(Interface dataset entries)
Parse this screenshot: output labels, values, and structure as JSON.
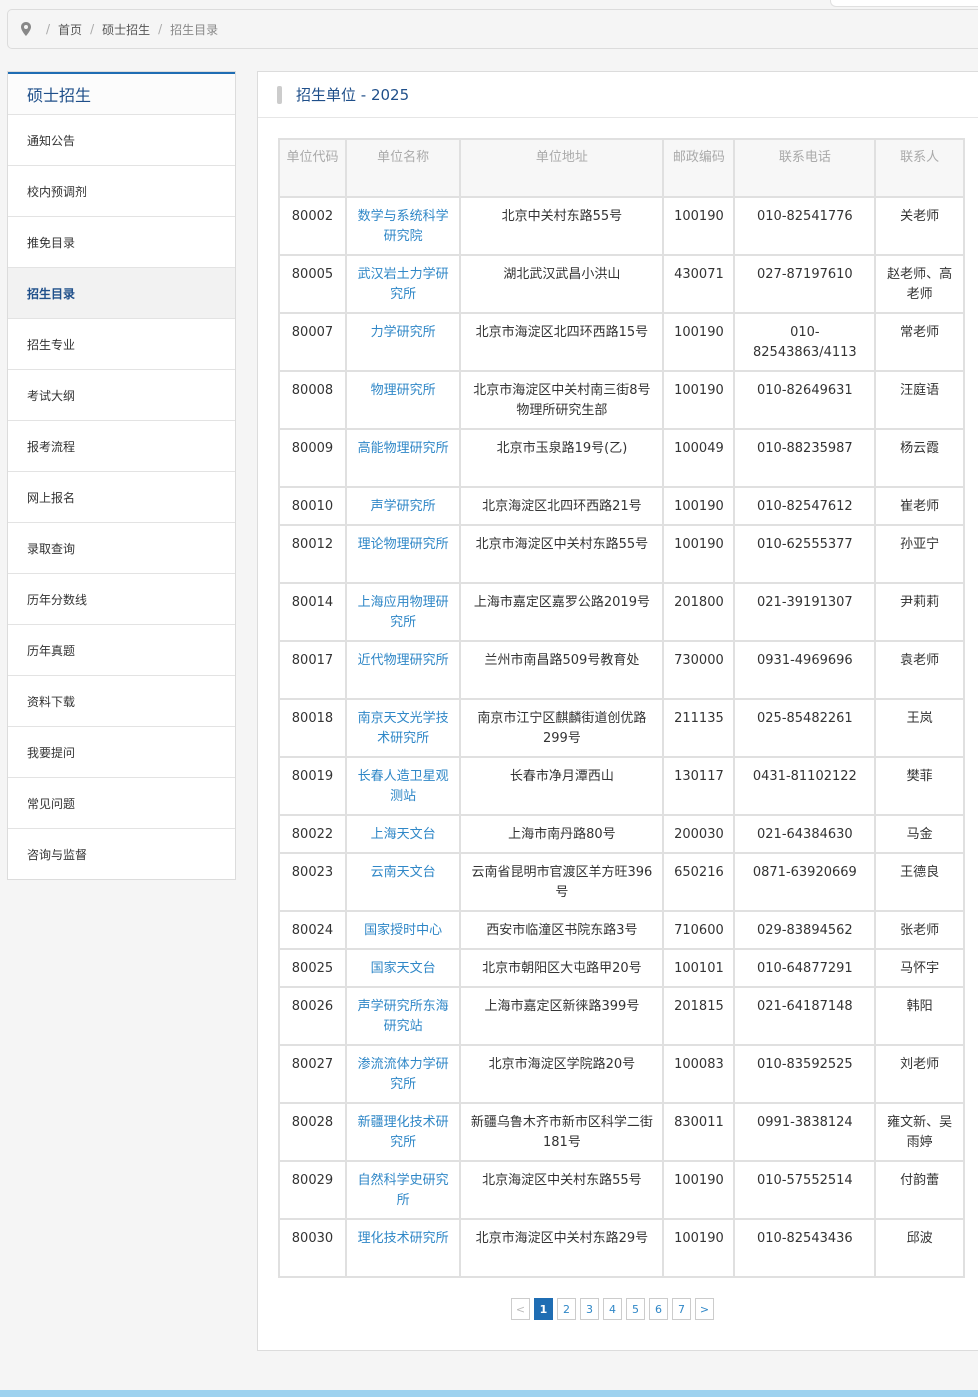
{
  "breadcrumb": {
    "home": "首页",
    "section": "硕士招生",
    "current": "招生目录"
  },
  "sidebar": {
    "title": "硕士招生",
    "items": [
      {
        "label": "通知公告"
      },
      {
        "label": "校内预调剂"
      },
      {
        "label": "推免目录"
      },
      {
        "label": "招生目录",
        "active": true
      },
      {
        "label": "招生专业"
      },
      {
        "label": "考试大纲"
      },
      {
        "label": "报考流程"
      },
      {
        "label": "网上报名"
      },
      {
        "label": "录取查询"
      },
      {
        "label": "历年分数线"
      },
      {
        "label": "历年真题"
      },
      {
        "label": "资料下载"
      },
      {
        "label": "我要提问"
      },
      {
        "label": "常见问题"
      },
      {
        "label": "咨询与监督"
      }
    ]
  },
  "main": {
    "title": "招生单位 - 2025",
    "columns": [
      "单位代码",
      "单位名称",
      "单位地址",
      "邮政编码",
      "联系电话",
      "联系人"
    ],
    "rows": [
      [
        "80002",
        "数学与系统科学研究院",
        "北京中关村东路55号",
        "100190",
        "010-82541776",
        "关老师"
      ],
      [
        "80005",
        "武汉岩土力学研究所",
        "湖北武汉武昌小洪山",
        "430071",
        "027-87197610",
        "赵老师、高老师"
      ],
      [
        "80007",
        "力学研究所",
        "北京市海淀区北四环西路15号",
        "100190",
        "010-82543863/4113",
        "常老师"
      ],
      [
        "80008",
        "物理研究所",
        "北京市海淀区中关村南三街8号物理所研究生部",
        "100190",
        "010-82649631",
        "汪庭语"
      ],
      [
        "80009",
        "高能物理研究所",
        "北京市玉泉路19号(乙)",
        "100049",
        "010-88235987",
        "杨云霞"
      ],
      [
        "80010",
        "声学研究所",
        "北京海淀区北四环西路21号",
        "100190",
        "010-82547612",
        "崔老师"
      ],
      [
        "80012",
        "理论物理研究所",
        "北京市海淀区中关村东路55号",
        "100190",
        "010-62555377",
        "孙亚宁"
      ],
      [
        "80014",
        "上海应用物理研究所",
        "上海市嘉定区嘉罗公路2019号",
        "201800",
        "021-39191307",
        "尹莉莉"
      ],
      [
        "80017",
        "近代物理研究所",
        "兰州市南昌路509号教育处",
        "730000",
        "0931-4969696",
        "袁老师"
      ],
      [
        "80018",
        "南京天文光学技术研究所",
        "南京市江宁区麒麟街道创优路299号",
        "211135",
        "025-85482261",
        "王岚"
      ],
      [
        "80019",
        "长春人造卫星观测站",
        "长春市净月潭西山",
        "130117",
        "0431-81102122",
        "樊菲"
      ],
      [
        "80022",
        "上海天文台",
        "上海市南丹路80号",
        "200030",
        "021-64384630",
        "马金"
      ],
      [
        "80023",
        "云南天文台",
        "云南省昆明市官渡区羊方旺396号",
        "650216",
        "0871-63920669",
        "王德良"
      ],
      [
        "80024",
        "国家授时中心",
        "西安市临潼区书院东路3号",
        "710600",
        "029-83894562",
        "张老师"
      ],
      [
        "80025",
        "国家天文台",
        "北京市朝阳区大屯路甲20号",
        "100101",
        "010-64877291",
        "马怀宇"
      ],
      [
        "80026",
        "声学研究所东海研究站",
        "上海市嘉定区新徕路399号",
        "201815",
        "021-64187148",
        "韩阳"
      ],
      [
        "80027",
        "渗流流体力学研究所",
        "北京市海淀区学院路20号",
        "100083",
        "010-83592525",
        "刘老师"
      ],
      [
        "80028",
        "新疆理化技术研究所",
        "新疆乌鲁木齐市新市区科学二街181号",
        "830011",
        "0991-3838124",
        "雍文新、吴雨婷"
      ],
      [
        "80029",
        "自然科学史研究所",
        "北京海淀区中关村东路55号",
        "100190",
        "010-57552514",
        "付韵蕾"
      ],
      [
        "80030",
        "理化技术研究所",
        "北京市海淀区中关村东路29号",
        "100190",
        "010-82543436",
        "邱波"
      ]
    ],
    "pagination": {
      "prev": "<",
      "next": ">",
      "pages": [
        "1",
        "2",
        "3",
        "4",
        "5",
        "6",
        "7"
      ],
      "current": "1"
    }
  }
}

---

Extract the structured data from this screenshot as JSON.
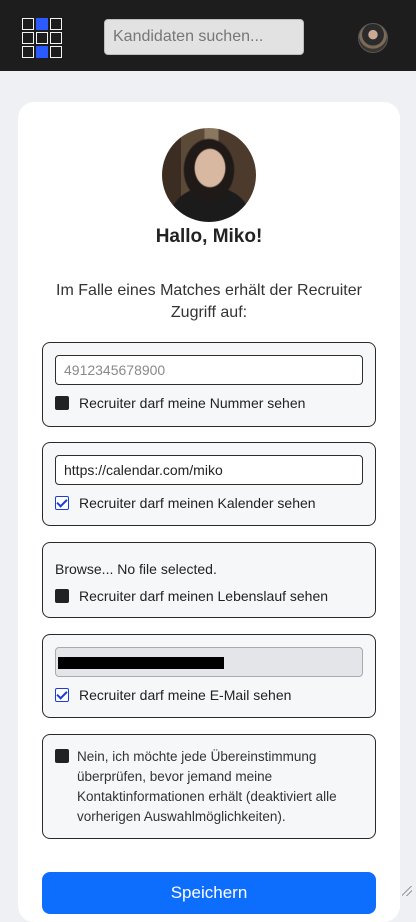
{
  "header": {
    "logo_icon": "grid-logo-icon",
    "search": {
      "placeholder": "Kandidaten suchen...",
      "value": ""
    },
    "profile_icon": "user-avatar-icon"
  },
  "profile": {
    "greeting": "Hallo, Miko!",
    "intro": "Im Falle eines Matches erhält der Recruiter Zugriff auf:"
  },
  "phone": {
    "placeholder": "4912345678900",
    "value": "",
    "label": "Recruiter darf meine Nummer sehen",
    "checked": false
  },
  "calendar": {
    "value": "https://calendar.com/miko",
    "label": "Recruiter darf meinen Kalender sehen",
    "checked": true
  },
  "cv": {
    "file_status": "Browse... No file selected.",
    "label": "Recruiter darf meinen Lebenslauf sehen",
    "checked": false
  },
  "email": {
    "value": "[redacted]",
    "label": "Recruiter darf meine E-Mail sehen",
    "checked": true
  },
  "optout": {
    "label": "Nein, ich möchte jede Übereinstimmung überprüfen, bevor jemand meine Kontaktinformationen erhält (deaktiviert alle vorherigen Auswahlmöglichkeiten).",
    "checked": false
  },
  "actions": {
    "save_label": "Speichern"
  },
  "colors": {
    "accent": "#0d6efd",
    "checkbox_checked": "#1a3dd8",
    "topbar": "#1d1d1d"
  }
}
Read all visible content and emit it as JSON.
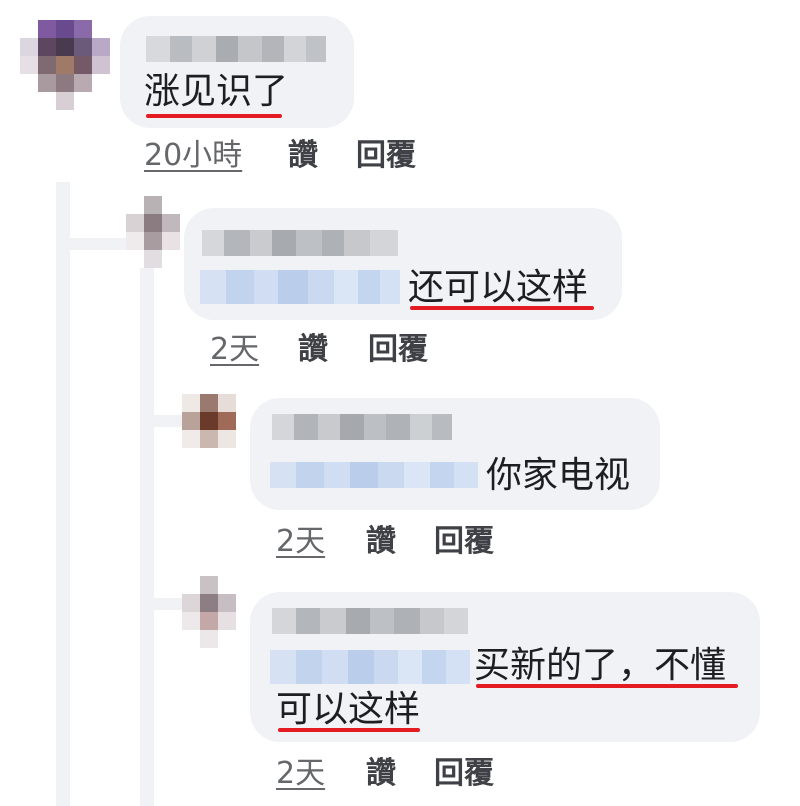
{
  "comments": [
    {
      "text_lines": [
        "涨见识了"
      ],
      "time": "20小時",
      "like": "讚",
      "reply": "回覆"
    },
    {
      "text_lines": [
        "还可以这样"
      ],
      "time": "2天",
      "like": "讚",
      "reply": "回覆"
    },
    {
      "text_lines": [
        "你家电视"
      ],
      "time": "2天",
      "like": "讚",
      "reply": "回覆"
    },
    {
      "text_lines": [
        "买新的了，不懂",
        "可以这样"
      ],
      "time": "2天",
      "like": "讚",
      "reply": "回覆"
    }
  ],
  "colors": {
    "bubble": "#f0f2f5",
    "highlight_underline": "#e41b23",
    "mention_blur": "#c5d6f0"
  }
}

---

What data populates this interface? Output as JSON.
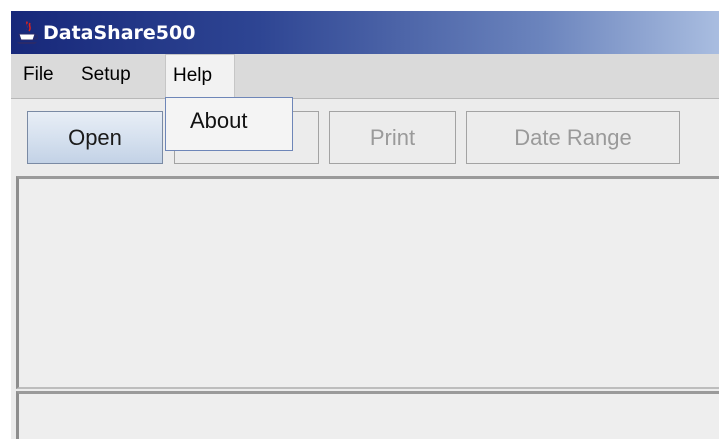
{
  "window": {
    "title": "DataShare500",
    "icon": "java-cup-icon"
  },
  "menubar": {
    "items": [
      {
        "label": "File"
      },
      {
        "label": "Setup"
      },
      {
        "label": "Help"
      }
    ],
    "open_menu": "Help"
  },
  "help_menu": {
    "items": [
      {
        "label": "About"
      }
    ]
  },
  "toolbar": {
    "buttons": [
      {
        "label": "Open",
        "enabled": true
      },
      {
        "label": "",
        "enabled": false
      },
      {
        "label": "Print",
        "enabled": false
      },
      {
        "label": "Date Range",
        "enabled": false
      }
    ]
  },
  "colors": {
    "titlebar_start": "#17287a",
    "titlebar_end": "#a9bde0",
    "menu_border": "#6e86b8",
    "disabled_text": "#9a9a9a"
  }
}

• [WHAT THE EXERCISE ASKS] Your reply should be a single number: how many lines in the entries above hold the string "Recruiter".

• [SOLUTION TO THIS PROBLEM] 5